What is needed: Set down each record exactly. Omit the pictures.

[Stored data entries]
[Start of section]
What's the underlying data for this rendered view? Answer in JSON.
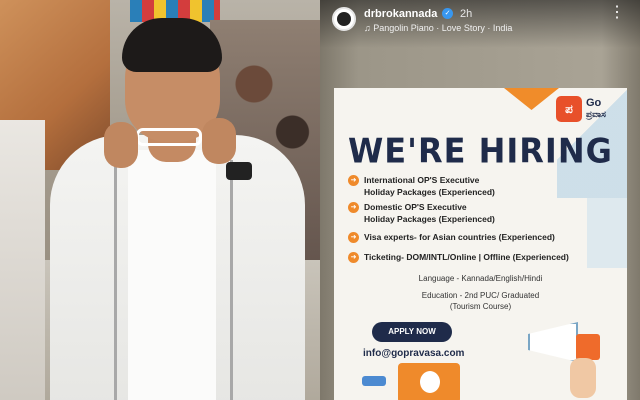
{
  "story": {
    "username": "drbrokannada",
    "time_ago": "2h",
    "song": "♫ Pangolin Piano · Love Story · India"
  },
  "poster": {
    "logo": {
      "mark": "ಪ",
      "brand": "Go",
      "brand_sub": "ಪ್ರವಾಸ"
    },
    "title": "WE'RE HIRING",
    "jobs": [
      {
        "line1": "International OP'S Executive",
        "line2": "Holiday Packages (Experienced)"
      },
      {
        "line1": "Domestic OP'S Executive",
        "line2": "Holiday Packages (Experienced)"
      },
      {
        "line1": "Visa experts- for Asian countries (Experienced)",
        "line2": ""
      },
      {
        "line1": "Ticketing- DOM/INTL/Online | Offline (Experienced)",
        "line2": ""
      }
    ],
    "language": "Language - Kannada/English/Hindi",
    "education_line1": "Education - 2nd PUC/ Graduated",
    "education_line2": "(Tourism Course)",
    "apply_label": "APPLY NOW",
    "email": "info@gopravasa.com"
  },
  "icons": {
    "more": "more-vertical-icon",
    "verified": "verified-badge-icon",
    "bullet": "arrow-right-icon"
  },
  "colors": {
    "navy": "#1f2b4a",
    "orange": "#ef8a2b",
    "verified_blue": "#3897f0"
  }
}
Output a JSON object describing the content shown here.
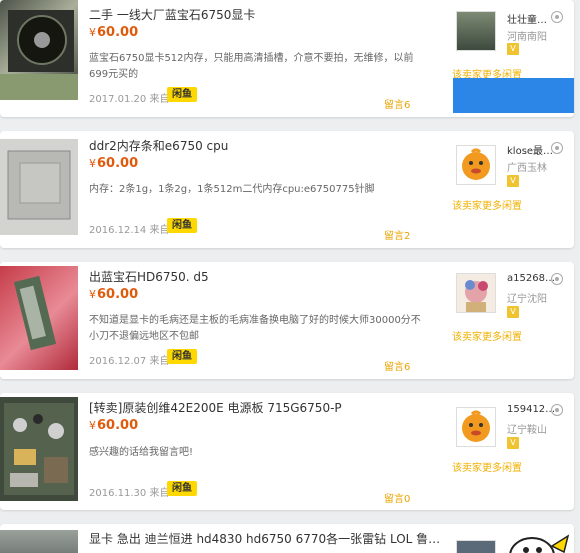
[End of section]
Response:
What's the underlying data for this rendered view? Answer in JSON.
{
  "story": {
    "username": "drbrokannada",
    "time_ago": "2h",
    "song": "♫ Pangolin Piano · Love Story · India"
  },
  "poster": {
    "logo": {
      "mark": "ಪ",
      "brand": "Go",
      "brand_sub": "ಪ್ರವಾಸ"
    },
    "title": "WE'RE HIRING",
    "jobs": [
      {
        "line1": "International OP'S Executive",
        "line2": "Holiday Packages (Experienced)"
      },
      {
        "line1": "Domestic OP'S Executive",
        "line2": "Holiday Packages (Experienced)"
      },
      {
        "line1": "Visa experts- for Asian countries (Experienced)",
        "line2": ""
      },
      {
        "line1": "Ticketing- DOM/INTL/Online | Offline (Experienced)",
        "line2": ""
      }
    ],
    "language": "Language - Kannada/English/Hindi",
    "education_line1": "Education - 2nd PUC/ Graduated",
    "education_line2": "(Tourism Course)",
    "apply_label": "APPLY NOW",
    "email": "info@gopravasa.com"
  },
  "icons": {
    "more": "more-vertical-icon",
    "verified": "verified-badge-icon",
    "bullet": "arrow-right-icon"
  },
  "colors": {
    "navy": "#1f2b4a",
    "orange": "#ef8a2b",
    "verified_blue": "#3897f0"
  }
}
Output a JSON object describing the content shown here.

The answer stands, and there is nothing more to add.